And then there's cousin Frankie, my mom's first cousin and the oldest of the clan. He is now in his 90s and nursing his wife, Bernice, who has been fighting Parkinson's for years. He was a big part of my growing-up years and is still as sweet and funny as I recall from family vacations when I was about Hannah's age. Ben has some of Frankie in him too, always ready with the mischief and able to make me laugh. Just like my dad, Frank loved to hop in the car and travel all over. Sadly, he's no longer able to drive but he still gets himself out the door for his daily walk around the block. Frank, thanks for the memories. Sto lat.

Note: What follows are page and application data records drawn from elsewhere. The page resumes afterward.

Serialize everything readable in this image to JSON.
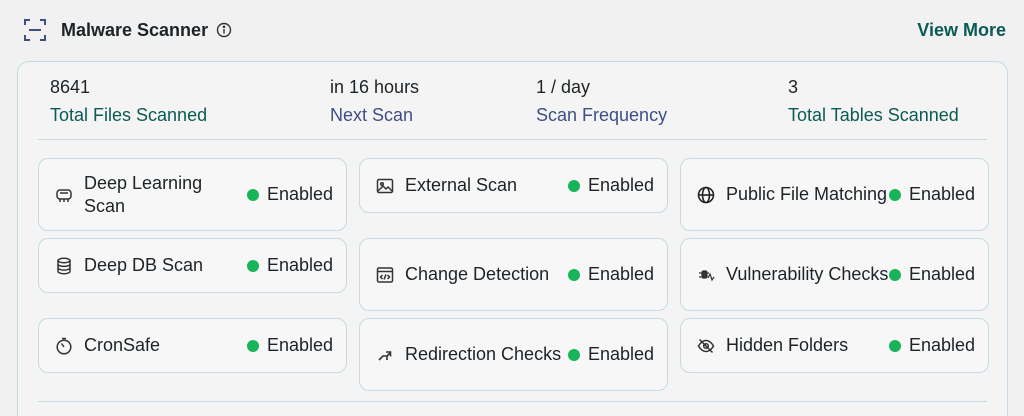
{
  "header": {
    "title": "Malware Scanner",
    "view_more": "View More"
  },
  "stats": [
    {
      "value": "8641",
      "label": "Total Files Scanned"
    },
    {
      "value": "in 16 hours",
      "label": "Next Scan"
    },
    {
      "value": "1 / day",
      "label": "Scan Frequency"
    },
    {
      "value": "3",
      "label": "Total Tables Scanned"
    }
  ],
  "features": [
    {
      "label": "Deep Learning Scan",
      "status": "Enabled",
      "icon": "chip-icon"
    },
    {
      "label": "External Scan",
      "status": "Enabled",
      "icon": "image-icon"
    },
    {
      "label": "Public File Matching",
      "status": "Enabled",
      "icon": "globe-icon"
    },
    {
      "label": "Deep DB Scan",
      "status": "Enabled",
      "icon": "database-icon"
    },
    {
      "label": "Change Detection",
      "status": "Enabled",
      "icon": "code-window-icon"
    },
    {
      "label": "Vulnerability Checks",
      "status": "Enabled",
      "icon": "bug-icon"
    },
    {
      "label": "CronSafe",
      "status": "Enabled",
      "icon": "timer-icon"
    },
    {
      "label": "Redirection Checks",
      "status": "Enabled",
      "icon": "redirect-arrow-icon"
    },
    {
      "label": "Hidden Folders",
      "status": "Enabled",
      "icon": "eye-off-icon"
    }
  ],
  "colors": {
    "accent_teal": "#0b5a55",
    "label_purple": "#3f4e86",
    "status_green": "#19b45a",
    "border": "#c4dbe6"
  }
}
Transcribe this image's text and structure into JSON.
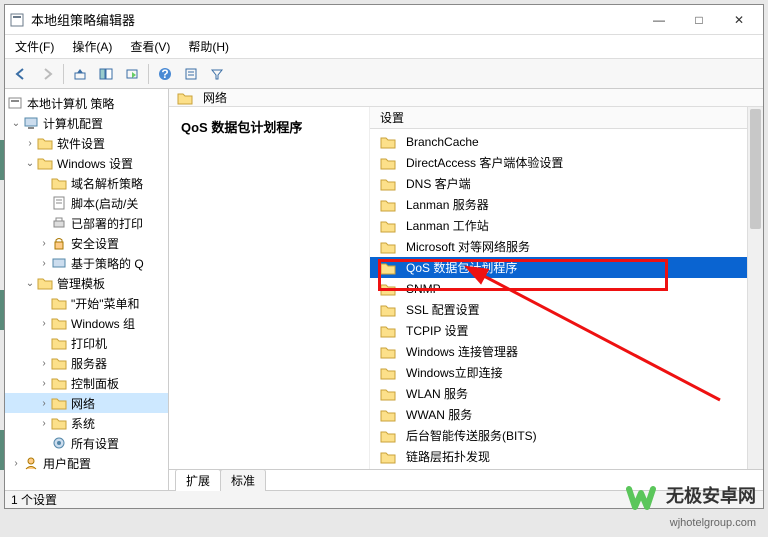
{
  "window": {
    "title": "本地组策略编辑器",
    "minimize": "—",
    "maximize": "□",
    "close": "✕"
  },
  "menu": {
    "file": "文件(F)",
    "action": "操作(A)",
    "view": "查看(V)",
    "help": "帮助(H)"
  },
  "tree": {
    "root": "本地计算机 策略",
    "computer_config": "计算机配置",
    "software_settings": "软件设置",
    "windows_settings": "Windows 设置",
    "dns_policy": "域名解析策略",
    "scripts": "脚本(启动/关",
    "deployed_printers": "已部署的打印",
    "security_settings": "安全设置",
    "policy_based_qos": "基于策略的 Q",
    "admin_templates": "管理模板",
    "start_menu": "\"开始\"菜单和",
    "windows_components": "Windows 组",
    "printers": "打印机",
    "servers": "服务器",
    "control_panel": "控制面板",
    "network": "网络",
    "system": "系统",
    "all_settings": "所有设置",
    "user_config": "用户配置"
  },
  "path": {
    "current": "网络"
  },
  "detail": {
    "header": "QoS 数据包计划程序"
  },
  "column": {
    "setting": "设置"
  },
  "list": {
    "items": [
      "BranchCache",
      "DirectAccess 客户端体验设置",
      "DNS 客户端",
      "Lanman 服务器",
      "Lanman 工作站",
      "Microsoft 对等网络服务",
      "QoS 数据包计划程序",
      "SNMP",
      "SSL 配置设置",
      "TCPIP 设置",
      "Windows 连接管理器",
      "Windows立即连接",
      "WLAN 服务",
      "WWAN 服务",
      "后台智能传送服务(BITS)",
      "链路层拓扑发现"
    ],
    "selected_index": 6
  },
  "tabs": {
    "extended": "扩展",
    "standard": "标准"
  },
  "status": {
    "text": "1 个设置"
  },
  "watermark": {
    "line1": "无极安卓网",
    "line2": "wjhotelgroup.com"
  }
}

This is the lady I admire most on my dad's side, cousin Alice. She is not only a grandmother, but a great and great-great gran as well. Alice is the matriarch of a clan which would put the Brady Bunch to shame. I grew up around her five kids but lose count after that. I just know that she has always been a part of my life. As a teenager, she sang at my christening. When she was a young wife and mother, her house was often our Sunday car-trip destination. She and hubby, Matt, have just celebrated their 60th wedding anniversary. She's a fantastic seamstress, found the time to make her own tailored suits when her kids were small. My mom loved to sew and Alice would watch her as a child. I am so pleased to see that Sophie is now showing quite an interest in sewing too. It's all in the family. Alice is tiny and perky and never looks her age.I should be so lucky in another twenty years. Alice, you are my role model.
There are other cousins as well, near and far. Some have drifted away from the family circle; others re-appear. It's like an infusion of joy to see them, share in the stories of our common past.
This was an unexpected diversion but it speaks to what I wish for Ben and Sophie - that they enjoy and cherish these special moments and tuck them away. They are the seeds of a lifelong friendship.